**Exercise goal:** Repeat the listing below word for word, minus the pictures.
+--
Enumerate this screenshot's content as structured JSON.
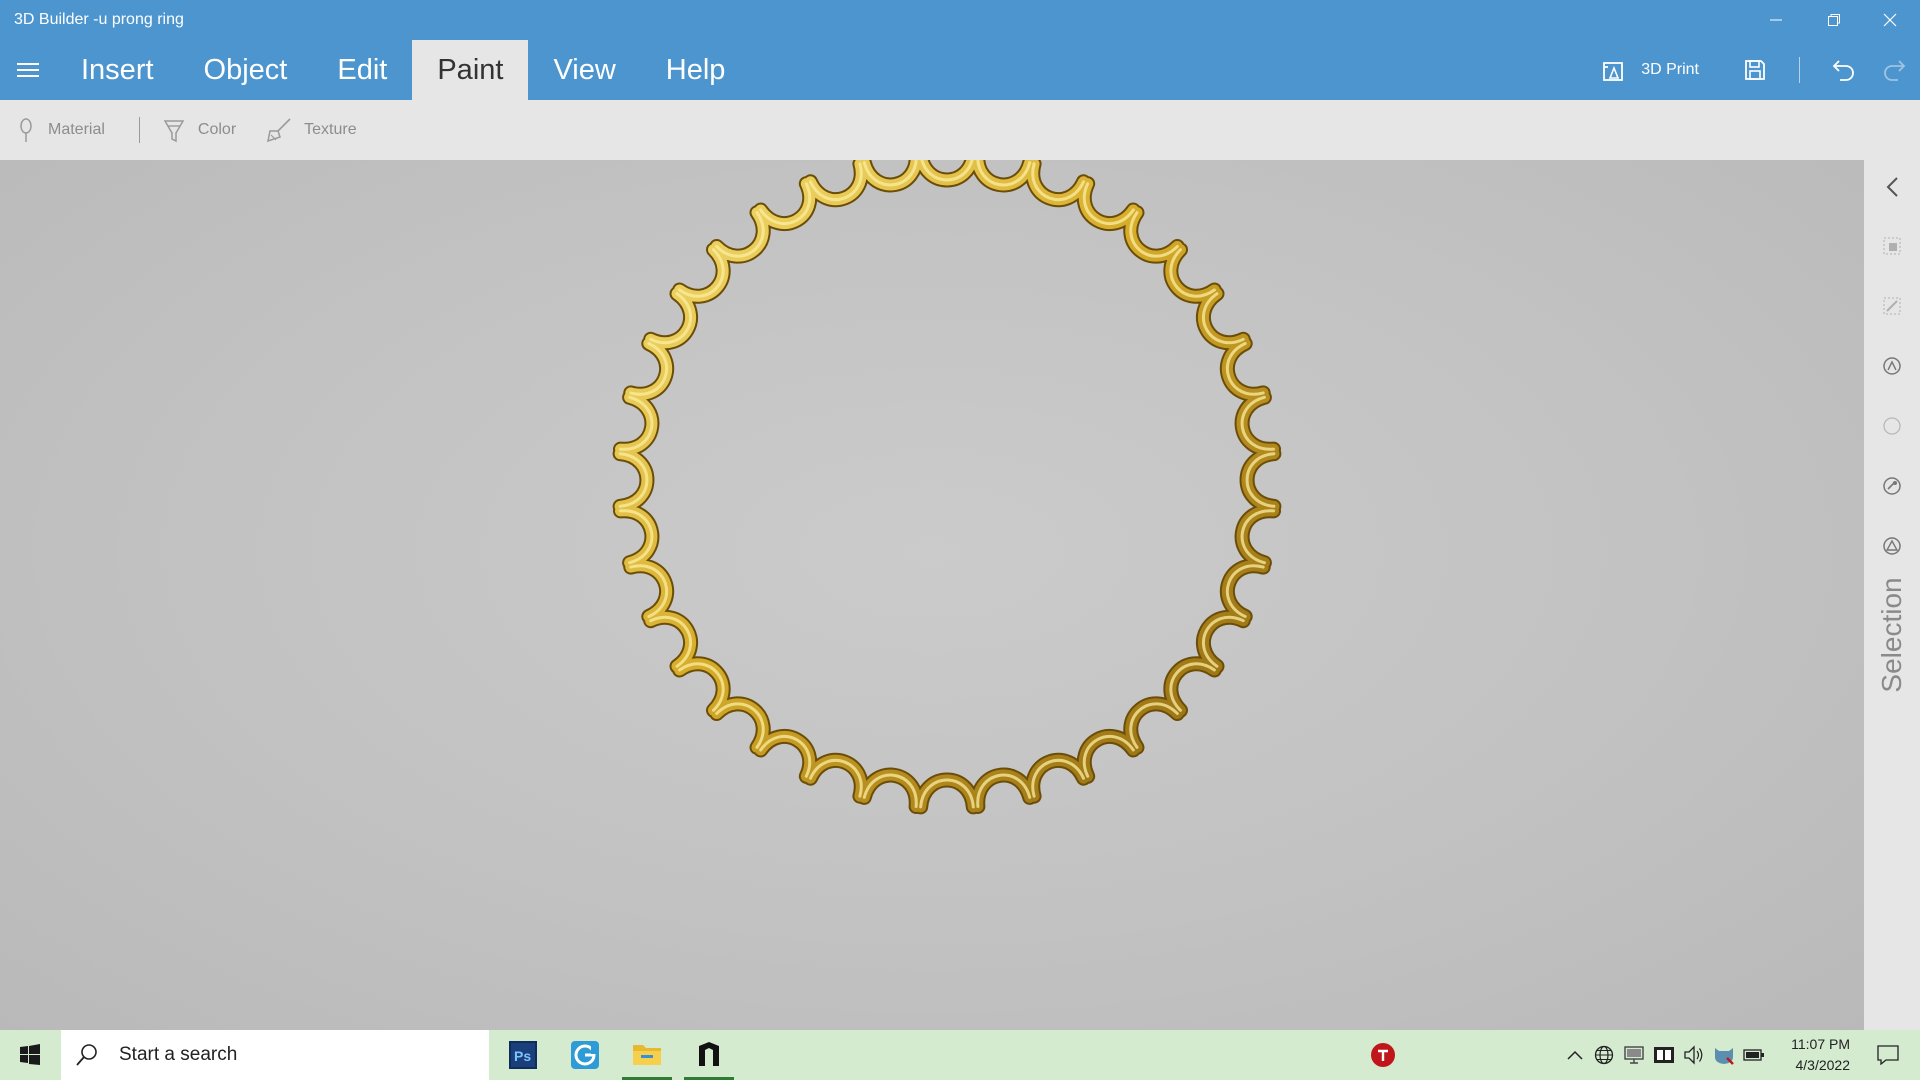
{
  "window": {
    "title": "3D Builder -u prong ring"
  },
  "menu": {
    "tabs": [
      "Insert",
      "Object",
      "Edit",
      "Paint",
      "View",
      "Help"
    ],
    "active_tab": "Paint",
    "print_label": "3D Print"
  },
  "ribbon": {
    "material_label": "Material",
    "color_label": "Color",
    "texture_label": "Texture"
  },
  "side_panel": {
    "label": "Selection"
  },
  "model": {
    "color": "#c9a021",
    "prongs": 36
  },
  "taskbar": {
    "search_placeholder": "Start a search",
    "time": "11:07 PM",
    "date": "4/3/2022",
    "apps": [
      "Photoshop",
      "Google Chrome",
      "File Explorer",
      "3D Builder"
    ]
  },
  "colors": {
    "titlebar": "#4d95ce",
    "ribbon": "#e6e6e6",
    "viewport": "#c4c4c4",
    "taskbar": "#d4ebd0"
  }
}
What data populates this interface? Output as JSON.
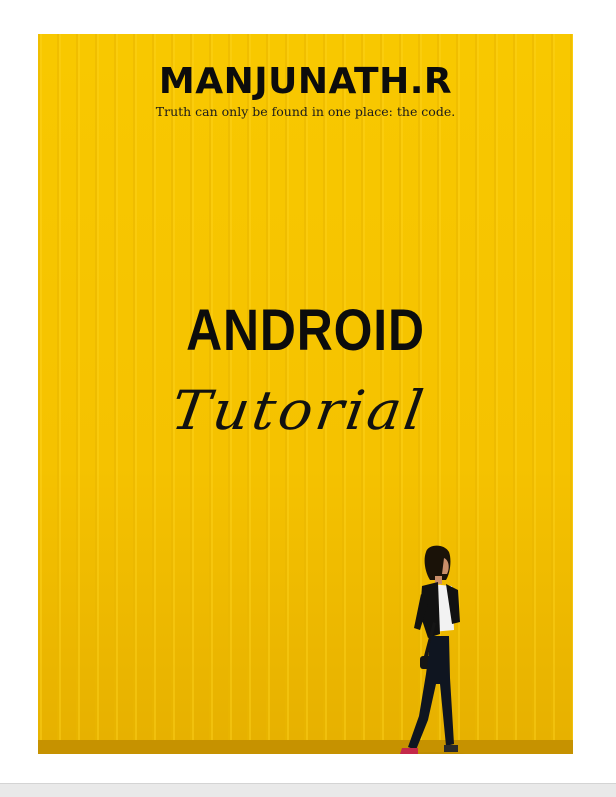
{
  "cover": {
    "author": "MANJUNATH.R",
    "tagline": "Truth can only be found in one place: the code.",
    "title": "ANDROID",
    "subtitle": "Tutorial"
  },
  "colors": {
    "background": "#f6c400",
    "text": "#0c0c0c"
  }
}
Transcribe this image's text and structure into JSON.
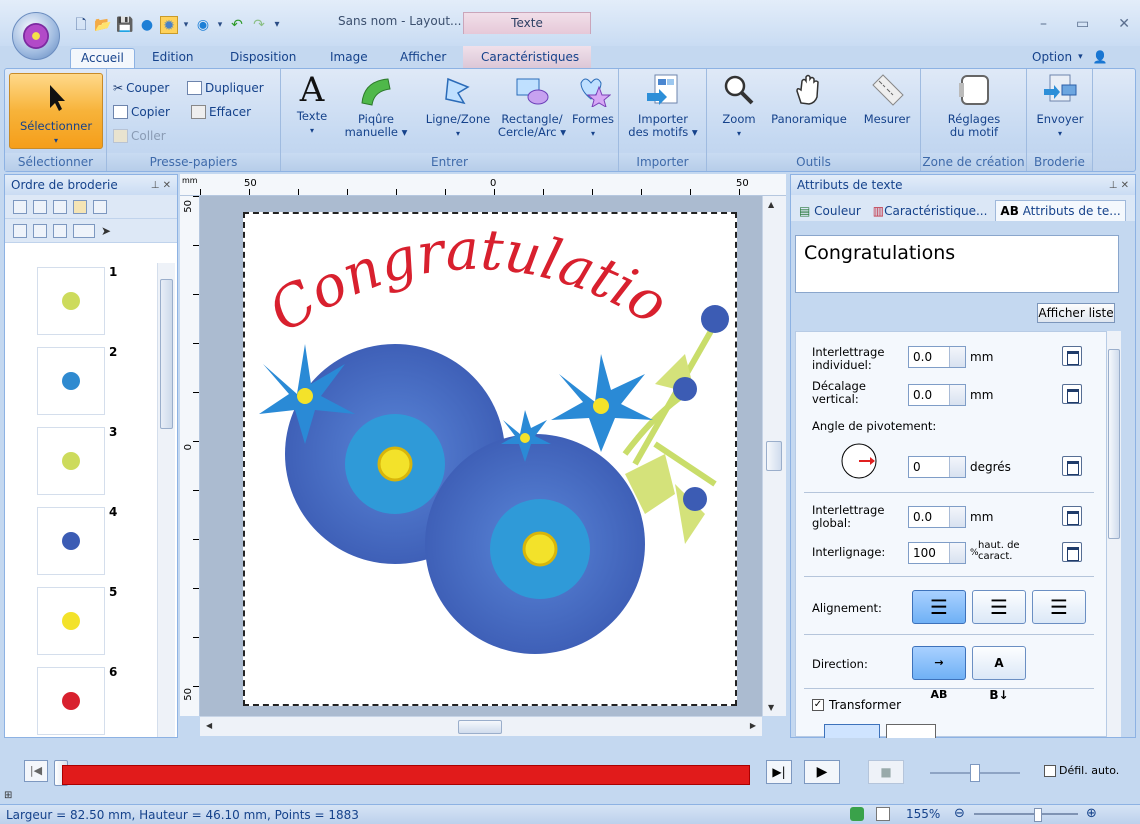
{
  "title_bar": {
    "document_title": "Sans nom - Layout...",
    "contextual_tab_group": "Texte"
  },
  "tabs": [
    "Accueil",
    "Edition",
    "Disposition",
    "Image",
    "Afficher",
    "Caractéristiques"
  ],
  "option_label": "Option",
  "ribbon": {
    "groups": {
      "selectionner": "Sélectionner",
      "presse_papiers": "Presse-papiers",
      "entrer": "Entrer",
      "importer": "Importer",
      "outils": "Outils",
      "zone_creation": "Zone de création",
      "broderie": "Broderie"
    },
    "buttons": {
      "selectionner": "Sélectionner",
      "couper": "Couper",
      "dupliquer": "Dupliquer",
      "copier": "Copier",
      "effacer": "Effacer",
      "coller": "Coller",
      "texte": "Texte",
      "piqure_1": "Piqûre",
      "piqure_2": "manuelle",
      "ligne_zone": "Ligne/Zone",
      "rectangle_1": "Rectangle/",
      "rectangle_2": "Cercle/Arc",
      "formes": "Formes",
      "importer_1": "Importer",
      "importer_2": "des motifs",
      "zoom": "Zoom",
      "panoramique": "Panoramique",
      "mesurer": "Mesurer",
      "reglages_1": "Réglages",
      "reglages_2": "du motif",
      "envoyer": "Envoyer"
    }
  },
  "left_panel": {
    "title": "Ordre de broderie",
    "items": [
      "1",
      "2",
      "3",
      "4",
      "5",
      "6"
    ]
  },
  "ruler": {
    "mm": "mm",
    "top_ticks": [
      "50",
      "0",
      "50"
    ],
    "left_ticks": [
      "50",
      "0",
      "50"
    ]
  },
  "canvas": {
    "embroidery_text": "Congratulations"
  },
  "right_panel": {
    "title": "Attributs de texte",
    "tabs": [
      "Couleur",
      "Caractéristique...",
      "Attributs de te..."
    ],
    "text_value": "Congratulations",
    "show_list_button": "Afficher liste",
    "properties": {
      "interlettrage_individuel_1": "Interlettrage",
      "interlettrage_individuel_2": "individuel:",
      "interlettrage_individuel_value": "0.0",
      "mm": "mm",
      "decalage_1": "Décalage",
      "decalage_2": "vertical:",
      "decalage_value": "0.0",
      "angle_label": "Angle de pivotement:",
      "angle_value": "0",
      "degres": "degrés",
      "interlettrage_global_1": "Interlettrage",
      "interlettrage_global_2": "global:",
      "interlettrage_global_value": "0.0",
      "interlignage_label": "Interlignage:",
      "interlignage_value": "100",
      "interlignage_unit_1": "haut. de",
      "interlignage_unit_2": "caract.",
      "percent": "%",
      "alignement_label": "Alignement:",
      "direction_label": "Direction:",
      "transformer_label": "Transformer"
    }
  },
  "player": {
    "defil_auto": "Défil. auto."
  },
  "status_bar": {
    "info": "Largeur = 82.50 mm, Hauteur = 46.10 mm, Points = 1883",
    "zoom": "155%"
  },
  "colors": {
    "accent_blue": "#15428b",
    "progress_red": "#e11b1b",
    "flower_blue": "#3f5fb5",
    "text_red": "#d8202e"
  }
}
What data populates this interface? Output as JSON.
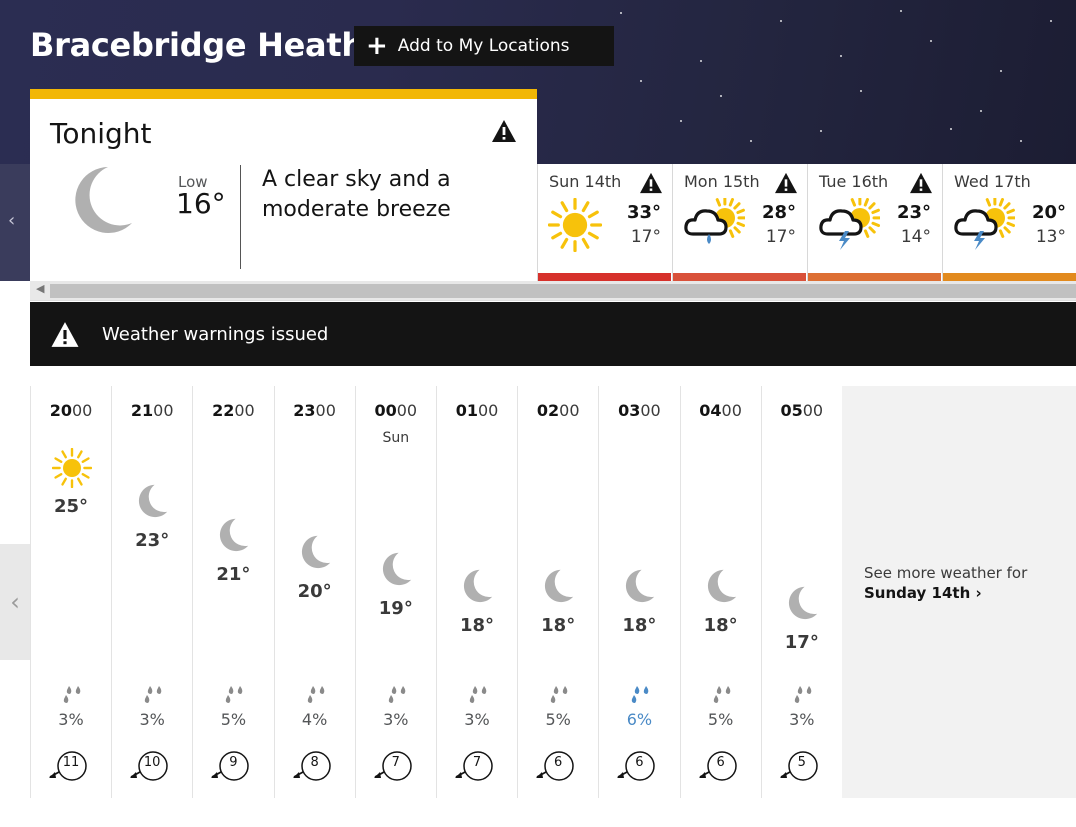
{
  "header": {
    "location": "Bracebridge Heath",
    "add_button_label": "Add to My Locations"
  },
  "tonight": {
    "title": "Tonight",
    "low_label": "Low",
    "low_temp": "16°",
    "description": "A clear sky and a moderate breeze",
    "icon": "moon-icon"
  },
  "days": [
    {
      "name": "Sun 14th",
      "high": "33°",
      "low": "17°",
      "icon": "sunny-icon",
      "bar_color": "#d6312b",
      "warning": true
    },
    {
      "name": "Mon 15th",
      "high": "28°",
      "low": "17°",
      "icon": "thundery-shower-icon",
      "bar_color": "#d9513a",
      "warning": true
    },
    {
      "name": "Tue 16th",
      "high": "23°",
      "low": "14°",
      "icon": "thunderstorm-icon",
      "bar_color": "#dd6f34",
      "warning": true
    },
    {
      "name": "Wed 17th",
      "high": "20°",
      "low": "13°",
      "icon": "thunderstorm-icon",
      "bar_color": "#e28a1e",
      "warning": false
    }
  ],
  "warning_banner": {
    "text": "Weather warnings issued"
  },
  "hours": [
    {
      "hh": "20",
      "mm": "00",
      "day": "",
      "temp": "25°",
      "temp_level": 25,
      "icon": "sunny-icon",
      "rain": "3%",
      "rain_highlight": false,
      "wind": "11"
    },
    {
      "hh": "21",
      "mm": "00",
      "day": "",
      "temp": "23°",
      "temp_level": 23,
      "icon": "moon-icon",
      "rain": "3%",
      "rain_highlight": false,
      "wind": "10"
    },
    {
      "hh": "22",
      "mm": "00",
      "day": "",
      "temp": "21°",
      "temp_level": 21,
      "icon": "moon-icon",
      "rain": "5%",
      "rain_highlight": false,
      "wind": "9"
    },
    {
      "hh": "23",
      "mm": "00",
      "day": "",
      "temp": "20°",
      "temp_level": 20,
      "icon": "moon-icon",
      "rain": "4%",
      "rain_highlight": false,
      "wind": "8"
    },
    {
      "hh": "00",
      "mm": "00",
      "day": "Sun",
      "temp": "19°",
      "temp_level": 19,
      "icon": "moon-icon",
      "rain": "3%",
      "rain_highlight": false,
      "wind": "7"
    },
    {
      "hh": "01",
      "mm": "00",
      "day": "",
      "temp": "18°",
      "temp_level": 18,
      "icon": "moon-icon",
      "rain": "3%",
      "rain_highlight": false,
      "wind": "7"
    },
    {
      "hh": "02",
      "mm": "00",
      "day": "",
      "temp": "18°",
      "temp_level": 18,
      "icon": "moon-icon",
      "rain": "5%",
      "rain_highlight": false,
      "wind": "6"
    },
    {
      "hh": "03",
      "mm": "00",
      "day": "",
      "temp": "18°",
      "temp_level": 18,
      "icon": "moon-icon",
      "rain": "6%",
      "rain_highlight": true,
      "wind": "6"
    },
    {
      "hh": "04",
      "mm": "00",
      "day": "",
      "temp": "18°",
      "temp_level": 18,
      "icon": "moon-icon",
      "rain": "5%",
      "rain_highlight": false,
      "wind": "6"
    },
    {
      "hh": "05",
      "mm": "00",
      "day": "",
      "temp": "17°",
      "temp_level": 17,
      "icon": "moon-icon",
      "rain": "3%",
      "rain_highlight": false,
      "wind": "5"
    }
  ],
  "see_more": {
    "line1": "See more weather for",
    "line2": "Sunday 14th"
  },
  "colors": {
    "accent_yellow": "#f2b705",
    "sun": "#f7c20b",
    "moon": "#b0b0b0",
    "rain_highlight": "#4a8ac6"
  }
}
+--
**Exercise output:**
Enumerate this screenshot's content as structured JSON.
{
  "window": {
    "title": "3D Builder -u prong ring"
  },
  "menu": {
    "tabs": [
      "Insert",
      "Object",
      "Edit",
      "Paint",
      "View",
      "Help"
    ],
    "active_tab": "Paint",
    "print_label": "3D Print"
  },
  "ribbon": {
    "material_label": "Material",
    "color_label": "Color",
    "texture_label": "Texture"
  },
  "side_panel": {
    "label": "Selection"
  },
  "model": {
    "color": "#c9a021",
    "prongs": 36
  },
  "taskbar": {
    "search_placeholder": "Start a search",
    "time": "11:07 PM",
    "date": "4/3/2022",
    "apps": [
      "Photoshop",
      "Google Chrome",
      "File Explorer",
      "3D Builder"
    ]
  },
  "colors": {
    "titlebar": "#4d95ce",
    "ribbon": "#e6e6e6",
    "viewport": "#c4c4c4",
    "taskbar": "#d4ebd0"
  }
}
What data populates this interface? Output as JSON.
{
  "cover": {
    "author": "MANJUNATH.R",
    "tagline": "Truth can only be found in one place: the code.",
    "title": "ANDROID",
    "subtitle": "Tutorial"
  },
  "colors": {
    "background": "#f6c400",
    "text": "#0c0c0c"
  }
}
Transcribe this image's text and structure into JSON.
{
  "title_bar": {
    "document_title": "Sans nom - Layout...",
    "contextual_tab_group": "Texte"
  },
  "tabs": [
    "Accueil",
    "Edition",
    "Disposition",
    "Image",
    "Afficher",
    "Caractéristiques"
  ],
  "option_label": "Option",
  "ribbon": {
    "groups": {
      "selectionner": "Sélectionner",
      "presse_papiers": "Presse-papiers",
      "entrer": "Entrer",
      "importer": "Importer",
      "outils": "Outils",
      "zone_creation": "Zone de création",
      "broderie": "Broderie"
    },
    "buttons": {
      "selectionner": "Sélectionner",
      "couper": "Couper",
      "dupliquer": "Dupliquer",
      "copier": "Copier",
      "effacer": "Effacer",
      "coller": "Coller",
      "texte": "Texte",
      "piqure_1": "Piqûre",
      "piqure_2": "manuelle",
      "ligne_zone": "Ligne/Zone",
      "rectangle_1": "Rectangle/",
      "rectangle_2": "Cercle/Arc",
      "formes": "Formes",
      "importer_1": "Importer",
      "importer_2": "des motifs",
      "zoom": "Zoom",
      "panoramique": "Panoramique",
      "mesurer": "Mesurer",
      "reglages_1": "Réglages",
      "reglages_2": "du motif",
      "envoyer": "Envoyer"
    }
  },
  "left_panel": {
    "title": "Ordre de broderie",
    "items": [
      "1",
      "2",
      "3",
      "4",
      "5",
      "6"
    ]
  },
  "ruler": {
    "mm": "mm",
    "top_ticks": [
      "50",
      "0",
      "50"
    ],
    "left_ticks": [
      "50",
      "0",
      "50"
    ]
  },
  "canvas": {
    "embroidery_text": "Congratulations"
  },
  "right_panel": {
    "title": "Attributs de texte",
    "tabs": [
      "Couleur",
      "Caractéristique...",
      "Attributs de te..."
    ],
    "text_value": "Congratulations",
    "show_list_button": "Afficher liste",
    "properties": {
      "interlettrage_individuel_1": "Interlettrage",
      "interlettrage_individuel_2": "individuel:",
      "interlettrage_individuel_value": "0.0",
      "mm": "mm",
      "decalage_1": "Décalage",
      "decalage_2": "vertical:",
      "decalage_value": "0.0",
      "angle_label": "Angle de pivotement:",
      "angle_value": "0",
      "degres": "degrés",
      "interlettrage_global_1": "Interlettrage",
      "interlettrage_global_2": "global:",
      "interlettrage_global_value": "0.0",
      "interlignage_label": "Interlignage:",
      "interlignage_value": "100",
      "interlignage_unit_1": "haut. de",
      "interlignage_unit_2": "caract.",
      "percent": "%",
      "alignement_label": "Alignement:",
      "direction_label": "Direction:",
      "transformer_label": "Transformer"
    }
  },
  "player": {
    "defil_auto": "Défil. auto."
  },
  "status_bar": {
    "info": "Largeur = 82.50 mm, Hauteur = 46.10 mm, Points = 1883",
    "zoom": "155%"
  },
  "colors": {
    "accent_blue": "#15428b",
    "progress_red": "#e11b1b",
    "flower_blue": "#3f5fb5",
    "text_red": "#d8202e"
  }
}
What data populates this interface? Output as JSON.
{
  "header": {
    "location": "Bracebridge Heath",
    "add_button_label": "Add to My Locations"
  },
  "tonight": {
    "title": "Tonight",
    "low_label": "Low",
    "low_temp": "16°",
    "description": "A clear sky and a moderate breeze",
    "icon": "moon-icon"
  },
  "days": [
    {
      "name": "Sun 14th",
      "high": "33°",
      "low": "17°",
      "icon": "sunny-icon",
      "bar_color": "#d6312b",
      "warning": true
    },
    {
      "name": "Mon 15th",
      "high": "28°",
      "low": "17°",
      "icon": "thundery-shower-icon",
      "bar_color": "#d9513a",
      "warning": true
    },
    {
      "name": "Tue 16th",
      "high": "23°",
      "low": "14°",
      "icon": "thunderstorm-icon",
      "bar_color": "#dd6f34",
      "warning": true
    },
    {
      "name": "Wed 17th",
      "high": "20°",
      "low": "13°",
      "icon": "thunderstorm-icon",
      "bar_color": "#e28a1e",
      "warning": false
    }
  ],
  "warning_banner": {
    "text": "Weather warnings issued"
  },
  "hours": [
    {
      "hh": "20",
      "mm": "00",
      "day": "",
      "temp": "25°",
      "temp_level": 25,
      "icon": "sunny-icon",
      "rain": "3%",
      "rain_highlight": false,
      "wind": "11"
    },
    {
      "hh": "21",
      "mm": "00",
      "day": "",
      "temp": "23°",
      "temp_level": 23,
      "icon": "moon-icon",
      "rain": "3%",
      "rain_highlight": false,
      "wind": "10"
    },
    {
      "hh": "22",
      "mm": "00",
      "day": "",
      "temp": "21°",
      "temp_level": 21,
      "icon": "moon-icon",
      "rain": "5%",
      "rain_highlight": false,
      "wind": "9"
    },
    {
      "hh": "23",
      "mm": "00",
      "day": "",
      "temp": "20°",
      "temp_level": 20,
      "icon": "moon-icon",
      "rain": "4%",
      "rain_highlight": false,
      "wind": "8"
    },
    {
      "hh": "00",
      "mm": "00",
      "day": "Sun",
      "temp": "19°",
      "temp_level": 19,
      "icon": "moon-icon",
      "rain": "3%",
      "rain_highlight": false,
      "wind": "7"
    },
    {
      "hh": "01",
      "mm": "00",
      "day": "",
      "temp": "18°",
      "temp_level": 18,
      "icon": "moon-icon",
      "rain": "3%",
      "rain_highlight": false,
      "wind": "7"
    },
    {
      "hh": "02",
      "mm": "00",
      "day": "",
      "temp": "18°",
      "temp_level": 18,
      "icon": "moon-icon",
      "rain": "5%",
      "rain_highlight": false,
      "wind": "6"
    },
    {
      "hh": "03",
      "mm": "00",
      "day": "",
      "temp": "18°",
      "temp_level": 18,
      "icon": "moon-icon",
      "rain": "6%",
      "rain_highlight": true,
      "wind": "6"
    },
    {
      "hh": "04",
      "mm": "00",
      "day": "",
      "temp": "18°",
      "temp_level": 18,
      "icon": "moon-icon",
      "rain": "5%",
      "rain_highlight": false,
      "wind": "6"
    },
    {
      "hh": "05",
      "mm": "00",
      "day": "",
      "temp": "17°",
      "temp_level": 17,
      "icon": "moon-icon",
      "rain": "3%",
      "rain_highlight": false,
      "wind": "5"
    }
  ],
  "see_more": {
    "line1": "See more weather for",
    "line2": "Sunday 14th"
  },
  "colors": {
    "accent_yellow": "#f2b705",
    "sun": "#f7c20b",
    "moon": "#b0b0b0",
    "rain_highlight": "#4a8ac6"
  }
}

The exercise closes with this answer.